PROBLEM REQUIREMENTS => Report every line below that carries the word "icon".

RECORDS TO USE =>
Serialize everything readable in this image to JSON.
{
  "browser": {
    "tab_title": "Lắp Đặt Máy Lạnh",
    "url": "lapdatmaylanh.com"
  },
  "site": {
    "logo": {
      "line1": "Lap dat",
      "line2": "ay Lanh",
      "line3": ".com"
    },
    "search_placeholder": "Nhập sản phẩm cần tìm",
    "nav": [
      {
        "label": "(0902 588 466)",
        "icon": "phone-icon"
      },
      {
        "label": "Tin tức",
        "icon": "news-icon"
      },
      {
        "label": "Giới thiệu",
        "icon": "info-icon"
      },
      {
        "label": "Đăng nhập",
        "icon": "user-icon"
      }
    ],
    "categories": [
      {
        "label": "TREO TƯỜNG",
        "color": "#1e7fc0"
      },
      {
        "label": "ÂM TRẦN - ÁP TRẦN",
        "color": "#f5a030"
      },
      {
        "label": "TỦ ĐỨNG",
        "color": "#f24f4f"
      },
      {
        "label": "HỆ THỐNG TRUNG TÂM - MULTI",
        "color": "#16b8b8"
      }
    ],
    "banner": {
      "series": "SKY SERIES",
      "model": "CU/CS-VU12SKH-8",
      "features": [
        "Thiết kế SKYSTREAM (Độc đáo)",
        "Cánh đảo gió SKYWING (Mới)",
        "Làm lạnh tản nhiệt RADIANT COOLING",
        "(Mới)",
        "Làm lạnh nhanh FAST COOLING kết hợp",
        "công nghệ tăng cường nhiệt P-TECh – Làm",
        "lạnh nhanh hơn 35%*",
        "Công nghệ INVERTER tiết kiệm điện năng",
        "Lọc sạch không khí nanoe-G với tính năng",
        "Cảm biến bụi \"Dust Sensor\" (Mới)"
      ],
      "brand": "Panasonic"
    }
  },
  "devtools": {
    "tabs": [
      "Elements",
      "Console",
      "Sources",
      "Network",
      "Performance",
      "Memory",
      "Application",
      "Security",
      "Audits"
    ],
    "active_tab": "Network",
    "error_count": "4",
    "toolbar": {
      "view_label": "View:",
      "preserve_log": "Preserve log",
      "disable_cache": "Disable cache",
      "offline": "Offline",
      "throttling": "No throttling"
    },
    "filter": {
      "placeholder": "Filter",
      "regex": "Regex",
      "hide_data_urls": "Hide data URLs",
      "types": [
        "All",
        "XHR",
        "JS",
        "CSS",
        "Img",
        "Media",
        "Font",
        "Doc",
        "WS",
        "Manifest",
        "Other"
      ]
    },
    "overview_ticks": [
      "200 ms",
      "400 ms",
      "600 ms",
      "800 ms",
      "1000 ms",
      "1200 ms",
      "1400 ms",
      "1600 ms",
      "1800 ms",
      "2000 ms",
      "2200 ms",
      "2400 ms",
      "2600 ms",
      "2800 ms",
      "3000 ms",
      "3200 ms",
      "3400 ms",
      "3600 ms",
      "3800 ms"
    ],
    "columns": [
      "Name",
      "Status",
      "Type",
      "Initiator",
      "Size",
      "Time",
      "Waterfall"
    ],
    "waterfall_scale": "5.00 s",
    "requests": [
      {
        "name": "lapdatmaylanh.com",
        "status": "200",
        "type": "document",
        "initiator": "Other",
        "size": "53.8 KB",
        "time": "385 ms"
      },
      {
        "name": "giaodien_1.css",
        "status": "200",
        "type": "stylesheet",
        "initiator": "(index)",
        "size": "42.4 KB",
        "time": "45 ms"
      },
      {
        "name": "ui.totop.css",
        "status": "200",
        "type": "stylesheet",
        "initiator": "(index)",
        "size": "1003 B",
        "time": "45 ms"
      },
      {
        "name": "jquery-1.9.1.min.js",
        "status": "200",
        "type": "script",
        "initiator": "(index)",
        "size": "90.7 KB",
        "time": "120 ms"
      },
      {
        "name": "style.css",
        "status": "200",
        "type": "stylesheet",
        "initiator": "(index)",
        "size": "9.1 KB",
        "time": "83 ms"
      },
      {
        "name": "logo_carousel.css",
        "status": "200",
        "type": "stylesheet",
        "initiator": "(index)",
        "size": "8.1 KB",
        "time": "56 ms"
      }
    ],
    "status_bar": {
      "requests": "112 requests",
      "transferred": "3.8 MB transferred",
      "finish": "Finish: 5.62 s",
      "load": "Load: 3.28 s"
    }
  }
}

SOLUTION FOR THIS PROBLEM =>
        "icon": "phone-icon"
        "icon": "news-icon"
        "icon": "info-icon"
        "icon": "user-icon"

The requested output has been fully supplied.